He looked over my tongue, stoma from my tracheotomy, my long neck scar, arm "tongue donation" site and the grafting donor site on my left leg. All looked okay. "Let's get you out of here."
Just one more test. A "swallow study"... me eating in front of an x-ray video camera. The techs in the room were a fun, quirky bunch, but were good at what they did. Maybe it was working in proximity to the tray table of radioactive "foods" I had to eat/drink/chew/swallow on camera...
Radioactive milk... pudding, applesauce, peaches and "cream"... Are you serious? I had to get through this or never get my discharge. I was there long enough. Time to eat. Long story short, I passed.
During the test, one of the doctors asked what I did for a living. When I told him I taught injury treatment seminars throughout the country, he said, "I hurt my back last week..." He went on to talk about how helping his child learn to ride a bicycle caused him pain and how he started using heat on it and it got worse. I began to explain the dynamics of applying heat on inflammation and the doctor, nurse and technician were intrigued, listening close with interest... it was at that moment that I listened to my own voice. Turning the tables for them was no big deal. They are professionals. But for me, I sounded mentally handicapped. I said, "Wow, I sound really intelligent, don't I?" referring to my speech. They all nodded, "yes"... wow... Was I the very thing I hate? I was assuming they would judge me based on how I sounded. Not so. Nor would I want to ever do that to anyone ever again. I felt ashamed.
I was wheeled back to my room and was told I could pack up... I didn't ask them to repeat that. Within minutes I had shed my hospital gown, my wardrobe for the past two weeks and was into my jeans and tee-shirt. I looked great. Except for the gauze pack with tape holding my tracheal stoma closed, the bandage on my forearm with the dragon tail scar arising from beneath, and my limp from my skin donor sight on my left leg. I didn't care. I was going home.
Rushing out the door, we were able to avoid most Friday night rush hour traffic and able to get me home in record time. Regardless, I was in pain.
One of my dear neighbors, Pam, rushed out her door to give me a hug. No words, just a hug... I started to cry. I was overwhelmed from the realization I was home, how blessed I am with the support people in my life, feeling loved, being in pain... The first thing I did when I walked into my home with my daughter, Holly, was to grab a hammer... I was in a lot of pain and needed drugs. A hammer is a great "Pill Crusher." Moments later I was squirting my "dinner" mix and meds through my abdominal tube. Amazing that abdominal tube.
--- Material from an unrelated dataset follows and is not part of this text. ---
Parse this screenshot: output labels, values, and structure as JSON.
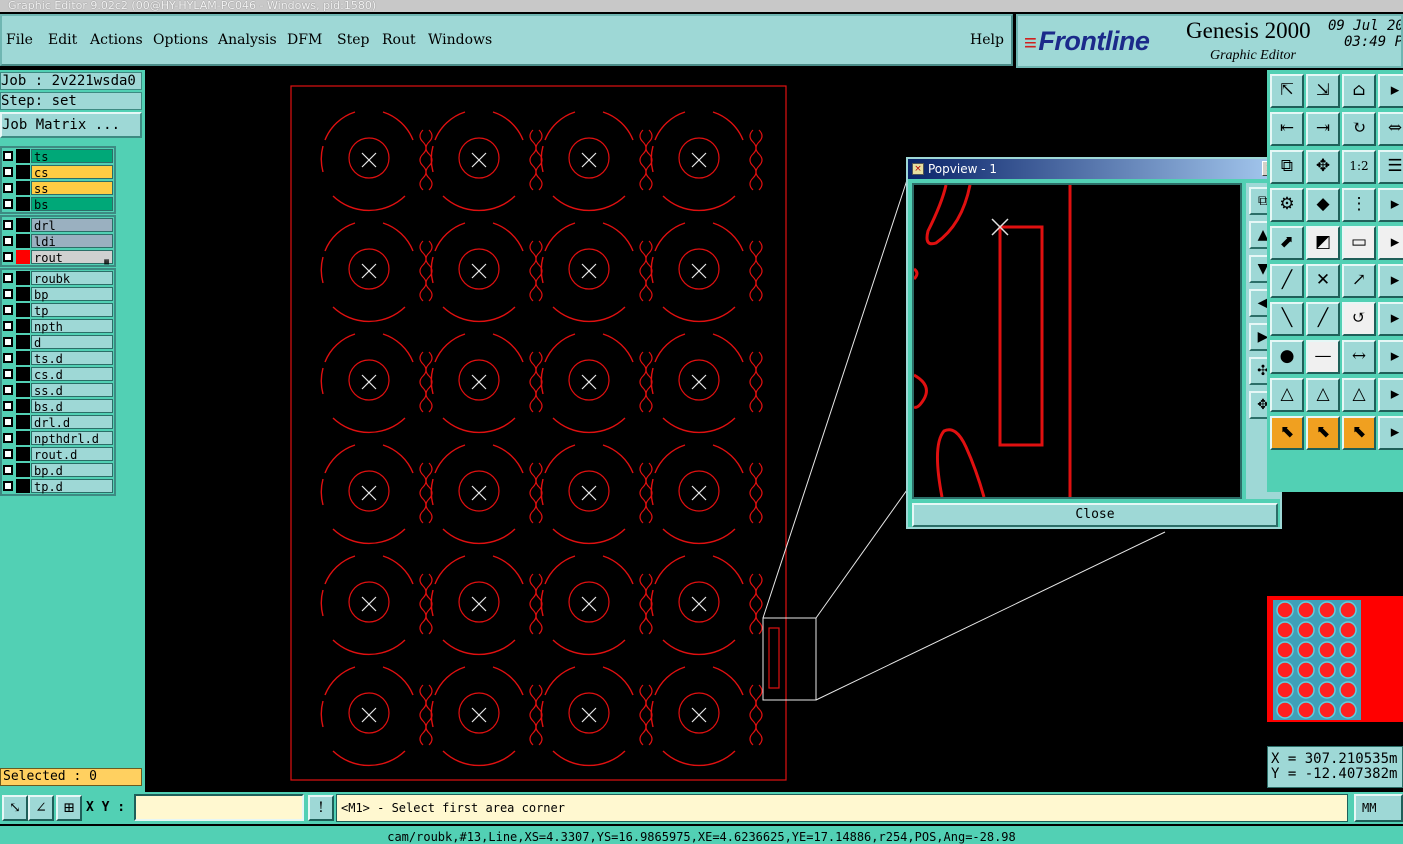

Holly helped me get my bandages covered in plastic so I could shave and shower, and then I was off to bed, using blankets to make an incline angle. Now to sleep without moving all night...
Meds seem to make my sleep full of weird dreams... last night mine included a BBQ restaurant. I was chewing my delicious BBQ, waking up realizing I was chewing on my new tongue... the left side where I have no feeling. I got up and used a flashlight. My tongue seems to be splitting down the middle. Tongue chewing and talking too much in the past few days seems to have damaged things a bit. I think I'll be going back to using my laptop to communicate for a bit. In need one tongue, not two.
I was so glad to be able to pass up the "adult formula" for breakfast and opt for my favorite breakfast: Full fat Greek yogurt, protein powder and chia seeds. Had to pump them into me quick so the little chia seeds wouldn't expand and block my tube.